As part of our ongoing commitment to addressing climate change, we pledge to make environmental considerations part of the criteria by which investment managers are evaluated. Already we have made progress in this area. In December of 2014 we sent a letter to each of our investment managers asking them to describe their approach to climate change and their answers are being used in our ongoing due diligence we conduct for the individual managers. Two thirds of our 60 respondents consider climate change in their investment process. Further, the investment managers who do so have dedicated significant resources to defining, measuring, and analyzing the environmental impact of their investment decisions. 


Our Decision on Divestment

Over the last four years the Board has engaged in substantive, probing discussion and debate on how we can best balance our goals and commitments. In September of 2013 the Board reached consensus not to divest from fossil fuel holdings. Our just-concluded May meeting was primarily focused on re-examining this decision, and included the presentation of extensive research, options, and a wide variety of views leading to robust debate.  

In keeping with our Quaker traditions, our Board of Managers operates on the basis of consensus rather than a majority vote. This does not mean that to reach consensus 100 percent of the Board must be enthusiastically supportive of a particular proposal. Consensus means that the “sense of the meeting” indicates that a clear majority of the Board favors a decision and that those opposed are willing to stand aside or not actively oppose the majority. 

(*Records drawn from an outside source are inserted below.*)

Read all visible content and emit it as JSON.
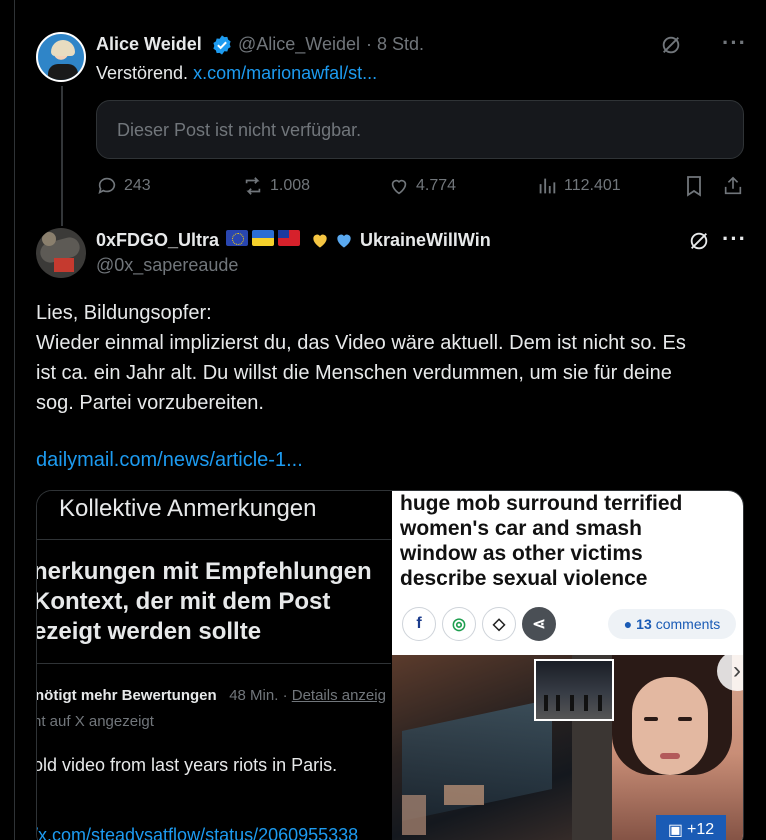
{
  "tweet1": {
    "name": "Alice Weidel",
    "handle": "@Alice_Weidel",
    "separator": "·",
    "time": "8 Std.",
    "text": "Verstörend.",
    "link": "x.com/marionawfal/st...",
    "quoted_unavailable": "Dieser Post ist nicht verfügbar.",
    "replies": "243",
    "reposts": "1.008",
    "likes": "4.774",
    "views": "112.401"
  },
  "tweet2": {
    "name": "0xFDGO_Ultra",
    "name_suffix": "UkraineWillWin",
    "handle": "@0x_sapereaude",
    "lines": [
      "Lies, Bildungsopfer:",
      "Wieder einmal implizierst du, das Video wäre aktuell. Dem ist nicht so. Es",
      "ist ca. ein Jahr alt. Du willst die Menschen verdummen, um sie für deine",
      "sog. Partei vorzubereiten."
    ],
    "link": "dailymail.com/news/article-1..."
  },
  "media_left": {
    "title": "Kollektive Anmerkungen",
    "headline_lines": [
      "nerkungen mit Empfehlungen",
      "Kontext, der mit dem Post",
      "ezeigt werden sollte"
    ],
    "meta_status": "nötigt mehr Bewertungen",
    "meta_time": "48 Min.",
    "meta_dot": "·",
    "meta_link": "Details anzeig",
    "sub": "nt auf X angezeigt",
    "note": "old video from last years riots in Paris.",
    "colon": ":",
    "url": "/x.com/steadysatflow/status/2060955338"
  },
  "media_right": {
    "headline_lines": [
      "huge mob surround terrified",
      "women's car and smash",
      "window as other victims",
      "describe sexual violence"
    ],
    "comments_count": "13",
    "comments_label": "comments",
    "gallery_count": "+12"
  },
  "colors": {
    "accent": "#1d9bf0",
    "muted": "#71767b",
    "background": "#000000"
  }
}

In 1991 the Board adopted the policy of not using our endowment to take positions on social issues, believing that it could lead to a continuing stream of other divestment initiatives that in the aggregate could significantly harm the College’s long-term financial standing.

After long and deep discussion and debate, the Board decided not to modify its investment guidelines to allow for use of the endowment to meet social objectives. This decision effectively ratifies the Board’s September 2013 decision not to divest from fossil fuels, either on a full or partial basis.

We believe that the donors to Swarthmore College over the last 150 years have assigned to the Board the obligation to steward our endowment carefully in order to fulfill our mission to educate students.

It would be difficult, if not impossible, to replace our current investment managers with ones of similar quality, if we were only to invest in funds that were fossil fuel free. By having access to the best investment managers, the College has achieved excellent returns in a shifting landscape. If we were not able to work with these investment managers, it would cost the college between $10 and $20 million annually based on the past performance of our current managers. Our endowment is large but it is still finite. If returns were lower we would be facing difficult budget choices.

As evidenced by our commitment to ensure the carbon neutrality of BEP, we believe the best use of our voice and resources is to continue to focus on sustainability measures on our own campus that address consumption of carbon resources at the College.

Further, in order to be responsive to those alumni who would prefer to not have their contributions in an investment pool that contains fossil fuel companies, it is the consensus of the Board that we create a Green Fund, an alternative investment fund within our endowment that does not invest directly in fossil fuel stocks going forward. Alumni can earmark their future contributions for this fund which we expect to have in place later this year. 

We are aware that there is no decision we could make that would please every participant in this global debate about climate change, sustainability and investment. However, we have examined the issues as closely and as conscientiously as we can and have reached consensus – both as the stewards of the college as well as citizens of the planet – in order to do the right thing for Swarthmore, our students, alumni and faculty, and all of our generations to come.